The output should consist solely of the line containing "What's the underlying" and the lines that follow it through the end of the data below.

### Record extracts
———
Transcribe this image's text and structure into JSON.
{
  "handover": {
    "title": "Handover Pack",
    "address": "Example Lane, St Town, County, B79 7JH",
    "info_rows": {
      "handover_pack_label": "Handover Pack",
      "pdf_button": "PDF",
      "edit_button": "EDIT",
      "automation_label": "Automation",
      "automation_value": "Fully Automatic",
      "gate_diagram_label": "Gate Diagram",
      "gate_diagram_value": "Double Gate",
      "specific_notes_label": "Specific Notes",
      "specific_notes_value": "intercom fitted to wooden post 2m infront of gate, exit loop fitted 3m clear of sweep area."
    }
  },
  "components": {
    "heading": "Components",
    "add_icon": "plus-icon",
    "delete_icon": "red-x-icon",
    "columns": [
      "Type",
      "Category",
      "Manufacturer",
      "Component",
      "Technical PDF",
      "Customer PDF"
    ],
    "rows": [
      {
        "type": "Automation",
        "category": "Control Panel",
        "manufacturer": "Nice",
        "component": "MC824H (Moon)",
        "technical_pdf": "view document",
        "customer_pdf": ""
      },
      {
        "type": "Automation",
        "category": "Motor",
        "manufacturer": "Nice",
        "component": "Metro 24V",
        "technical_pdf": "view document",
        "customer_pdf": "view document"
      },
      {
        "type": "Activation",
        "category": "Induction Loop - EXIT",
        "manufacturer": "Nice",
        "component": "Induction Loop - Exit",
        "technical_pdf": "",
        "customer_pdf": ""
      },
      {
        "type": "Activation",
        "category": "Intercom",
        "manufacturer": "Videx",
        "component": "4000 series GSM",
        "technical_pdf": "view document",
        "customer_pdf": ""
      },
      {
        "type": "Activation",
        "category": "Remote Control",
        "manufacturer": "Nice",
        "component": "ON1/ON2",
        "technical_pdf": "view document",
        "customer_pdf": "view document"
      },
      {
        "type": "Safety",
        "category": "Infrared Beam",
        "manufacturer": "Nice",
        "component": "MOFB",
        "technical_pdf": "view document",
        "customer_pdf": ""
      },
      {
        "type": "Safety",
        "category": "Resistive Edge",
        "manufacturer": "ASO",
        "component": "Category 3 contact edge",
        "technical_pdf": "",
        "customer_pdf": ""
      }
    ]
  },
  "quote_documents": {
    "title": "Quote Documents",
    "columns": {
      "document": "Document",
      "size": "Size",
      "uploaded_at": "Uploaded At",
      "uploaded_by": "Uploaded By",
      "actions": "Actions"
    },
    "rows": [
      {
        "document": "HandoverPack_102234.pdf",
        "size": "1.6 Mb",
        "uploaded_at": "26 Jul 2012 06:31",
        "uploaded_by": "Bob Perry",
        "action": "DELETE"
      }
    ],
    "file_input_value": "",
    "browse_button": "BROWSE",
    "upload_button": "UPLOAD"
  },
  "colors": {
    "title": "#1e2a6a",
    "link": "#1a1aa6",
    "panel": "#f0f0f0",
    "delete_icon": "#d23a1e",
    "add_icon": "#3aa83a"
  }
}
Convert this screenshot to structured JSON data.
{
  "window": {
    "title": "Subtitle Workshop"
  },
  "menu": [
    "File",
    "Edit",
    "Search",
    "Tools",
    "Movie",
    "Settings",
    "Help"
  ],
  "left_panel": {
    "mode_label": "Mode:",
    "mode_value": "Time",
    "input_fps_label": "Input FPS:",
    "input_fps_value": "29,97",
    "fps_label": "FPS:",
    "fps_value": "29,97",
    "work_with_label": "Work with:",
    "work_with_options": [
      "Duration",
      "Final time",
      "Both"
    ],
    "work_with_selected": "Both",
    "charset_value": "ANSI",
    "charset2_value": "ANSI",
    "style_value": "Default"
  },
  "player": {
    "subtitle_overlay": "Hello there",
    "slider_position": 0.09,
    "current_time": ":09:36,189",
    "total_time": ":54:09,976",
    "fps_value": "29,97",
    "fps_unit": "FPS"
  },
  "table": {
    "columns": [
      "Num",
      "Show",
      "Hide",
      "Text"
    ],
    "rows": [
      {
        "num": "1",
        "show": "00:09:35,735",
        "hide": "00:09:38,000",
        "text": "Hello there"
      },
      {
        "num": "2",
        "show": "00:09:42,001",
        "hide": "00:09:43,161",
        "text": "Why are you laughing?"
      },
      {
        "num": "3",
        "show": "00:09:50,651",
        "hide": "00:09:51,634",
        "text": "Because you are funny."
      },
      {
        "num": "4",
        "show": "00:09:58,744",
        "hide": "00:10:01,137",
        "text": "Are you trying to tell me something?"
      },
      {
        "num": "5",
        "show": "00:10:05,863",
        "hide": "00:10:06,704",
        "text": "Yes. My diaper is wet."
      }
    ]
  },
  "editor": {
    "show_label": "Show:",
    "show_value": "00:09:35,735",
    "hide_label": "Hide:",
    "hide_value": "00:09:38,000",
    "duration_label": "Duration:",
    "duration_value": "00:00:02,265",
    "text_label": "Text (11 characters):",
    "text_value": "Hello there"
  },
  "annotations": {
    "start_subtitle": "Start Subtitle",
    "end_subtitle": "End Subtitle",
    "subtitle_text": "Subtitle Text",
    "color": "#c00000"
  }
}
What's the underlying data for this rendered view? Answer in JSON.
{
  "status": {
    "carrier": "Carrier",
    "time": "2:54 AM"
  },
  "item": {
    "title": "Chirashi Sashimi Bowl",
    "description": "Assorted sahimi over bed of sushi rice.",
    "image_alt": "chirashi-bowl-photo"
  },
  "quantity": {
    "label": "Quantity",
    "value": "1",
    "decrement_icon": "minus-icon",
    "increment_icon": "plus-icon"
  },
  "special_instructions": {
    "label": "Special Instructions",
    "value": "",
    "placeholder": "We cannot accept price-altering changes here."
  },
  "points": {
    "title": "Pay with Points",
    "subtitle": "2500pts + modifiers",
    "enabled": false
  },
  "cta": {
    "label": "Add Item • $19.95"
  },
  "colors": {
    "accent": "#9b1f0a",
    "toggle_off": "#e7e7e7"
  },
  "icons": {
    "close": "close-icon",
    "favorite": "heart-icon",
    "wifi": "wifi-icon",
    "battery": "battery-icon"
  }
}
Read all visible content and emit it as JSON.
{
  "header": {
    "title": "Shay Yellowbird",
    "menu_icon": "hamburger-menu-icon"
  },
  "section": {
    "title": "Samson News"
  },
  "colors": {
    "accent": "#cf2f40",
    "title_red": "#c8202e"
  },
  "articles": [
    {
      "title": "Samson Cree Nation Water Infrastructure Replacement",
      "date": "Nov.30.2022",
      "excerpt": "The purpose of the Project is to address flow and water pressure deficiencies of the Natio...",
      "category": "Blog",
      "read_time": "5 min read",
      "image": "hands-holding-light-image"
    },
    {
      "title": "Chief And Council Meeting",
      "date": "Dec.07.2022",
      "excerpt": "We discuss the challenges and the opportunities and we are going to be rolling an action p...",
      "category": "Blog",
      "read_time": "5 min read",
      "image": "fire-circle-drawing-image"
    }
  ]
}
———
### Written response
What's the underlying data for this rendered view? Answer in JSON.
{
  "status": {
    "carrier": "Carrier",
    "time": "2:54 AM"
  },
  "item": {
    "title": "Chirashi Sashimi Bowl",
    "description": "Assorted sahimi over bed of sushi rice.",
    "image_alt": "chirashi-bowl-photo"
  },
  "quantity": {
    "label": "Quantity",
    "value": "1",
    "decrement_icon": "minus-icon",
    "increment_icon": "plus-icon"
  },
  "special_instructions": {
    "label": "Special Instructions",
    "value": "",
    "placeholder": "We cannot accept price-altering changes here."
  },
  "points": {
    "title": "Pay with Points",
    "subtitle": "2500pts + modifiers",
    "enabled": false
  },
  "cta": {
    "label": "Add Item • $19.95"
  },
  "colors": {
    "accent": "#9b1f0a",
    "toggle_off": "#e7e7e7"
  },
  "icons": {
    "close": "close-icon",
    "favorite": "heart-icon",
    "wifi": "wifi-icon",
    "battery": "battery-icon"
  }
}
Read all visible content and emit it as JSON.
{
  "header": {
    "title": "Shay Yellowbird",
    "menu_icon": "hamburger-menu-icon"
  },
  "section": {
    "title": "Samson News"
  },
  "colors": {
    "accent": "#cf2f40",
    "title_red": "#c8202e"
  },
  "articles": [
    {
      "title": "Samson Cree Nation Water Infrastructure Replacement",
      "date": "Nov.30.2022",
      "excerpt": "The purpose of the Project is to address flow and water pressure deficiencies of the Natio...",
      "category": "Blog",
      "read_time": "5 min read",
      "image": "hands-holding-light-image"
    },
    {
      "title": "Chief And Council Meeting",
      "date": "Dec.07.2022",
      "excerpt": "We discuss the challenges and the opportunities and we are going to be rolling an action p...",
      "category": "Blog",
      "read_time": "5 min read",
      "image": "fire-circle-drawing-image"
    }
  ]
}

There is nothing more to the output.